PROVIDED ENTRIES.
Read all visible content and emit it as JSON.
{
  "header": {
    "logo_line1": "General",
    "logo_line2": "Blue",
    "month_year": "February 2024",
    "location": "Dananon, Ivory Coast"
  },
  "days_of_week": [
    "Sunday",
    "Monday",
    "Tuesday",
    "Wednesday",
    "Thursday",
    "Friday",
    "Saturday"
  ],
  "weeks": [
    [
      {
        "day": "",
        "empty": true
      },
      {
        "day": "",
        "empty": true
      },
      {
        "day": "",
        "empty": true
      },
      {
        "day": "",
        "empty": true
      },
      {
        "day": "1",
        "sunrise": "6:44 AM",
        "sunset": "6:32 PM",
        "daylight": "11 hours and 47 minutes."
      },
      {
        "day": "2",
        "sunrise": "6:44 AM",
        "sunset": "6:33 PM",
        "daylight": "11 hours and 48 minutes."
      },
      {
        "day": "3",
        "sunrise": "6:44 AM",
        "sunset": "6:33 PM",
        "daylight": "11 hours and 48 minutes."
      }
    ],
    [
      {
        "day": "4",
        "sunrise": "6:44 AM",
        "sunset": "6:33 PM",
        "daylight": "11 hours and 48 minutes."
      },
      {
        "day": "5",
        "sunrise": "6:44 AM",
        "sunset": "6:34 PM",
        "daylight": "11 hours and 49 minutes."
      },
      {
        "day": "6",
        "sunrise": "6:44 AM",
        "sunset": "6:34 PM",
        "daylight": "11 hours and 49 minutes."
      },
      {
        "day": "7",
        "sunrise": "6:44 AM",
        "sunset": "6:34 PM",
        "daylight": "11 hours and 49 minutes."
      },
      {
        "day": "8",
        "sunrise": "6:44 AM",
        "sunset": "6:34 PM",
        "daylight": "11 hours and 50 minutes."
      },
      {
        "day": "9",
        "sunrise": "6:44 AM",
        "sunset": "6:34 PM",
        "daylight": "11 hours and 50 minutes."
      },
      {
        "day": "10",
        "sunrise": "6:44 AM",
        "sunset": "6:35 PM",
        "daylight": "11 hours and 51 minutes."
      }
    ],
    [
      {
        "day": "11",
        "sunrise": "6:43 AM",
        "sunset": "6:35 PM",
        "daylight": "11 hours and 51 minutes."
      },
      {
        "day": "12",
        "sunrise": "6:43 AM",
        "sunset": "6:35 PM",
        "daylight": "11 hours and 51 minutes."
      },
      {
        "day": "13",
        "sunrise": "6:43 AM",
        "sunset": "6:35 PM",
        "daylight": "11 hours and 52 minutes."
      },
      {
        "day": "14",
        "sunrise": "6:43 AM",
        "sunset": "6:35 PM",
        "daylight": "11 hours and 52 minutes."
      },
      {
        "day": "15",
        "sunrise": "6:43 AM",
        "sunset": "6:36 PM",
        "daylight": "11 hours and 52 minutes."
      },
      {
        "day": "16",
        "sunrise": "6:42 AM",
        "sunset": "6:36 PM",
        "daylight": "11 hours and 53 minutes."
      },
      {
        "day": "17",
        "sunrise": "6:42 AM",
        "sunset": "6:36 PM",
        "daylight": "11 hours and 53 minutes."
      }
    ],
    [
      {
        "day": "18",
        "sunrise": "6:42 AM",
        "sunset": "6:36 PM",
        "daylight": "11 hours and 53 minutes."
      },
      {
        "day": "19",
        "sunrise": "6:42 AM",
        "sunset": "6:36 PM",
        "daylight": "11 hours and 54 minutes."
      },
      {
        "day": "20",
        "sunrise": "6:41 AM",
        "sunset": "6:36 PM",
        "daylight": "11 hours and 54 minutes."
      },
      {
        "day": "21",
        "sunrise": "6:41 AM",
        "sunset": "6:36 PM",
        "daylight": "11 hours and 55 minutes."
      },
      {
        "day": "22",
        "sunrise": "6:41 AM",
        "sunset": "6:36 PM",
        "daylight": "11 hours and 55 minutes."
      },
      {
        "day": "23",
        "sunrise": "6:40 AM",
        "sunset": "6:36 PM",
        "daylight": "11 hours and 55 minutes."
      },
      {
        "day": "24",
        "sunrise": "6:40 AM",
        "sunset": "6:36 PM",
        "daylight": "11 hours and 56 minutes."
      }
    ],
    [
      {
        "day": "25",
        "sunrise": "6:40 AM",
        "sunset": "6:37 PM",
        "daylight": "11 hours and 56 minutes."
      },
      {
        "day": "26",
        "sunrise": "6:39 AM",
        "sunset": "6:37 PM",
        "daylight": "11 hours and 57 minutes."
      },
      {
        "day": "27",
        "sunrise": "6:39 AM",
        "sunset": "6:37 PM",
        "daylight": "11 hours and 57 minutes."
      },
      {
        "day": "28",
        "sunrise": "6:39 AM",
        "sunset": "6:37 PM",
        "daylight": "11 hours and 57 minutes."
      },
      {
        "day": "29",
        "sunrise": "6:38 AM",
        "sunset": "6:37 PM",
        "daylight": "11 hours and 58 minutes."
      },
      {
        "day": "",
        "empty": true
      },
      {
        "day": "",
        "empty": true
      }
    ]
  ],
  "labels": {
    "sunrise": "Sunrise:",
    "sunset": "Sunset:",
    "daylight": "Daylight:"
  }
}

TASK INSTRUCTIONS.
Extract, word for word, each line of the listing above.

RESPONSE BELOW.
Read all visible content and emit it as JSON.
{
  "header": {
    "logo_line1": "General",
    "logo_line2": "Blue",
    "month_year": "February 2024",
    "location": "Dananon, Ivory Coast"
  },
  "days_of_week": [
    "Sunday",
    "Monday",
    "Tuesday",
    "Wednesday",
    "Thursday",
    "Friday",
    "Saturday"
  ],
  "weeks": [
    [
      {
        "day": "",
        "empty": true
      },
      {
        "day": "",
        "empty": true
      },
      {
        "day": "",
        "empty": true
      },
      {
        "day": "",
        "empty": true
      },
      {
        "day": "1",
        "sunrise": "6:44 AM",
        "sunset": "6:32 PM",
        "daylight": "11 hours and 47 minutes."
      },
      {
        "day": "2",
        "sunrise": "6:44 AM",
        "sunset": "6:33 PM",
        "daylight": "11 hours and 48 minutes."
      },
      {
        "day": "3",
        "sunrise": "6:44 AM",
        "sunset": "6:33 PM",
        "daylight": "11 hours and 48 minutes."
      }
    ],
    [
      {
        "day": "4",
        "sunrise": "6:44 AM",
        "sunset": "6:33 PM",
        "daylight": "11 hours and 48 minutes."
      },
      {
        "day": "5",
        "sunrise": "6:44 AM",
        "sunset": "6:34 PM",
        "daylight": "11 hours and 49 minutes."
      },
      {
        "day": "6",
        "sunrise": "6:44 AM",
        "sunset": "6:34 PM",
        "daylight": "11 hours and 49 minutes."
      },
      {
        "day": "7",
        "sunrise": "6:44 AM",
        "sunset": "6:34 PM",
        "daylight": "11 hours and 49 minutes."
      },
      {
        "day": "8",
        "sunrise": "6:44 AM",
        "sunset": "6:34 PM",
        "daylight": "11 hours and 50 minutes."
      },
      {
        "day": "9",
        "sunrise": "6:44 AM",
        "sunset": "6:34 PM",
        "daylight": "11 hours and 50 minutes."
      },
      {
        "day": "10",
        "sunrise": "6:44 AM",
        "sunset": "6:35 PM",
        "daylight": "11 hours and 51 minutes."
      }
    ],
    [
      {
        "day": "11",
        "sunrise": "6:43 AM",
        "sunset": "6:35 PM",
        "daylight": "11 hours and 51 minutes."
      },
      {
        "day": "12",
        "sunrise": "6:43 AM",
        "sunset": "6:35 PM",
        "daylight": "11 hours and 51 minutes."
      },
      {
        "day": "13",
        "sunrise": "6:43 AM",
        "sunset": "6:35 PM",
        "daylight": "11 hours and 52 minutes."
      },
      {
        "day": "14",
        "sunrise": "6:43 AM",
        "sunset": "6:35 PM",
        "daylight": "11 hours and 52 minutes."
      },
      {
        "day": "15",
        "sunrise": "6:43 AM",
        "sunset": "6:36 PM",
        "daylight": "11 hours and 52 minutes."
      },
      {
        "day": "16",
        "sunrise": "6:42 AM",
        "sunset": "6:36 PM",
        "daylight": "11 hours and 53 minutes."
      },
      {
        "day": "17",
        "sunrise": "6:42 AM",
        "sunset": "6:36 PM",
        "daylight": "11 hours and 53 minutes."
      }
    ],
    [
      {
        "day": "18",
        "sunrise": "6:42 AM",
        "sunset": "6:36 PM",
        "daylight": "11 hours and 53 minutes."
      },
      {
        "day": "19",
        "sunrise": "6:42 AM",
        "sunset": "6:36 PM",
        "daylight": "11 hours and 54 minutes."
      },
      {
        "day": "20",
        "sunrise": "6:41 AM",
        "sunset": "6:36 PM",
        "daylight": "11 hours and 54 minutes."
      },
      {
        "day": "21",
        "sunrise": "6:41 AM",
        "sunset": "6:36 PM",
        "daylight": "11 hours and 55 minutes."
      },
      {
        "day": "22",
        "sunrise": "6:41 AM",
        "sunset": "6:36 PM",
        "daylight": "11 hours and 55 minutes."
      },
      {
        "day": "23",
        "sunrise": "6:40 AM",
        "sunset": "6:36 PM",
        "daylight": "11 hours and 55 minutes."
      },
      {
        "day": "24",
        "sunrise": "6:40 AM",
        "sunset": "6:36 PM",
        "daylight": "11 hours and 56 minutes."
      }
    ],
    [
      {
        "day": "25",
        "sunrise": "6:40 AM",
        "sunset": "6:37 PM",
        "daylight": "11 hours and 56 minutes."
      },
      {
        "day": "26",
        "sunrise": "6:39 AM",
        "sunset": "6:37 PM",
        "daylight": "11 hours and 57 minutes."
      },
      {
        "day": "27",
        "sunrise": "6:39 AM",
        "sunset": "6:37 PM",
        "daylight": "11 hours and 57 minutes."
      },
      {
        "day": "28",
        "sunrise": "6:39 AM",
        "sunset": "6:37 PM",
        "daylight": "11 hours and 57 minutes."
      },
      {
        "day": "29",
        "sunrise": "6:38 AM",
        "sunset": "6:37 PM",
        "daylight": "11 hours and 58 minutes."
      },
      {
        "day": "",
        "empty": true
      },
      {
        "day": "",
        "empty": true
      }
    ]
  ],
  "labels": {
    "sunrise": "Sunrise:",
    "sunset": "Sunset:",
    "daylight": "Daylight:"
  }
}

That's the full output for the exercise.